  • Vegetables and salads as well as fruit should have contact with other foods (especially ready-to-eat foods) only after thorough washing (good watering).


Further Tips on Infection And Hygiene Issues
  • For the processing of raw meat or fish, it is best to use stone slabs (e.g. marble), since wood-cutting boards cannot be cleaned into the wood fibers and often also recommended plastic boards can leave microplastics traces in the food, which, especially when heated, form toxic substances that can cause a long-term strain on the organism.
  • The stone slabs used for meat processing should be cleaned under hot water immediately after use. In the dishwasher, this would also have to happen immediately and only with programs that heat above 70°C.
  • Dishrags, sponges, hand and dishtowels should be changed more often, and the dishes brushes should be added daily with the dishes in the dishwasher so that they are cleaned at the hot program.
  • Sponges of any kind are usually germ-sources, as they are difficult to clean.
  • Modern synthetic washing rags should often be replaced and washed in the washing machine under the cooking program; make sure that the washing machine is also cleaned more often (in certain chambers, which are poorly ventilated and where remains standing water, can be contaminated by mold).
  • Good washing of fruits and vegetables is always recommended. 
  • For leaf salads, it is better to choose those that do not have a large outer contact surface (rather prefer salads with closed leaves). Organic salads should also be well washed - watered.
  • Always care should be taken to ensure good quality (fresh, flawless products). In this respect, it is advantageous to buy only small quantities that have a safe transport and safe cold chain(also use cooling boxes or insulated coolers with cooling ice packs for your transport).
  • The food should usually be stored in the refrigerator and it should be processed and consumed or frozen within 1-2 days.
  • You should pay attention to the best-before date or the consumption date.
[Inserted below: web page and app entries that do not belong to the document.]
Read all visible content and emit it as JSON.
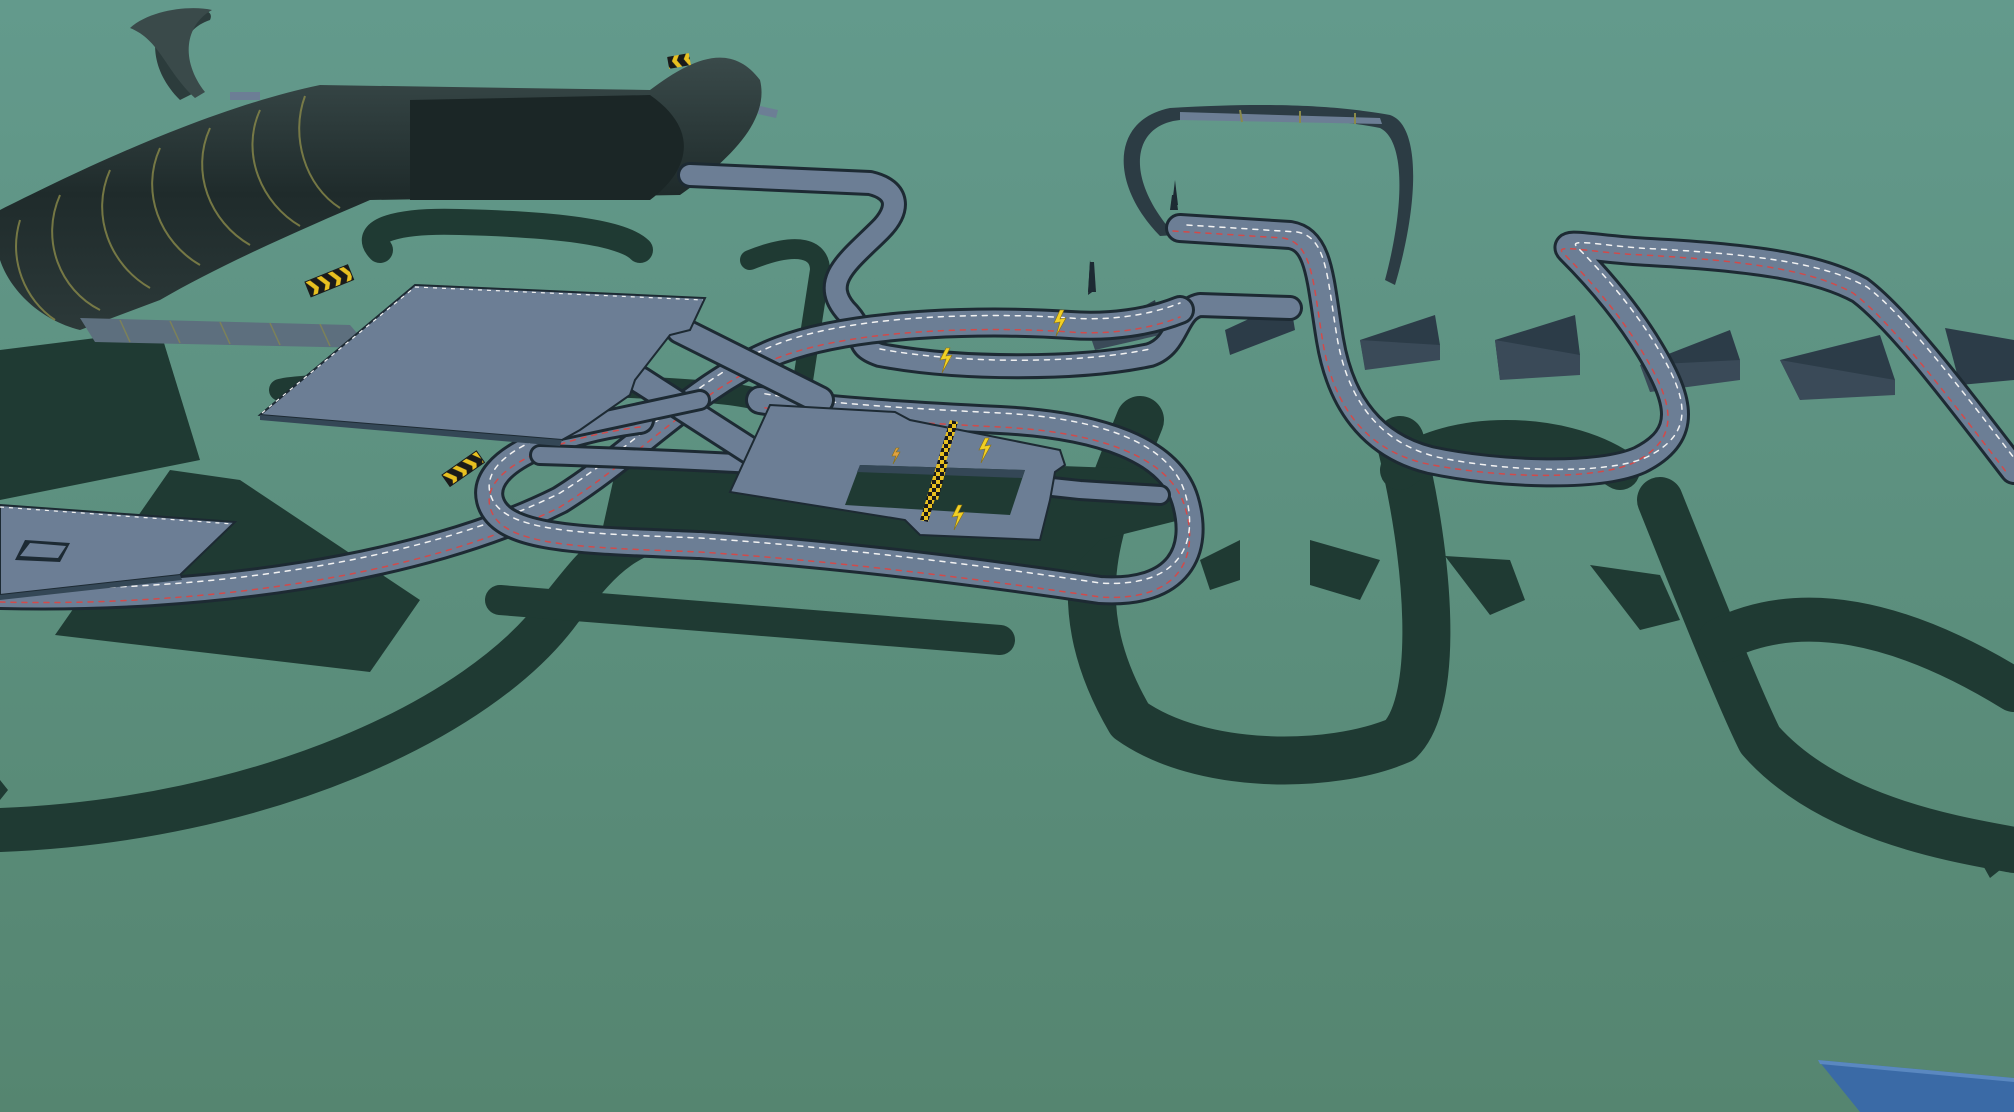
{
  "scene": {
    "description_free": true,
    "colors": {
      "sky_top": "#639a8c",
      "ground": "#558570",
      "shadow": "#1f3a33",
      "track": "#6c7e95",
      "track_edge": "#1d2a33",
      "track_side": "#344756",
      "tube": "#22302f",
      "tube_ring": "#8a8a4a",
      "lane_mark_white": "#f2f2f2",
      "lane_mark_red": "#d24a4a",
      "booster": "#f2d024",
      "chevron": "#e8c020",
      "blue_panel": "#3a6aa6"
    },
    "icons": [
      "chevron-sign-icon",
      "lightning-boost-icon",
      "checkered-gate-icon"
    ]
  }
}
During pregnancy, it is best to choose always the packaging for perishable foods that have a longer shelf life date.
  • For pregnant women, the safest food and drinks are always technically correct, freshly prepared, which are consumed immediately.


Theme Storage

For some fruits (tropical fruit) and vegetables such as tomato, zucchini, cucumber it is advantageous in terms of aroma if the storage temperature is not below 8-10°C. In any case, care should be taken to ensure that a cover keeps flies away, as these can transmit infection germs to them. The same applies to other foods stored outside the refrigerator.

Vacuum-packed foods are not necessarily better protected. Insofar as contamination had taken place before, listeria, for example, can multiply even in vacuum packaging and refrigerator storage. The long-term storage of such products even promotes the selective propagation of listeria.

So even if they are vacuum-packed foods, they should be purchased as far as possible before the stated minimum shelf life has expired and then consumed quickly – if possible, with sufficient heating.

Prof. Dr. Werner Seebauer is Dean of Studies – Association of German Preventologists, Head of Preventive Medicine Department of Institute of Transcultural Health Sciences (European University Viadrina) and Head of Preventive Medicine – NESA (The New European Surgical Academy). Since 2000, prof. dr. Werner Seebauer worked only in preventive medicine, after ten years spent at the Frankfurt University Hospital. He is also involved in the medical professionals training for nutrition and prevention.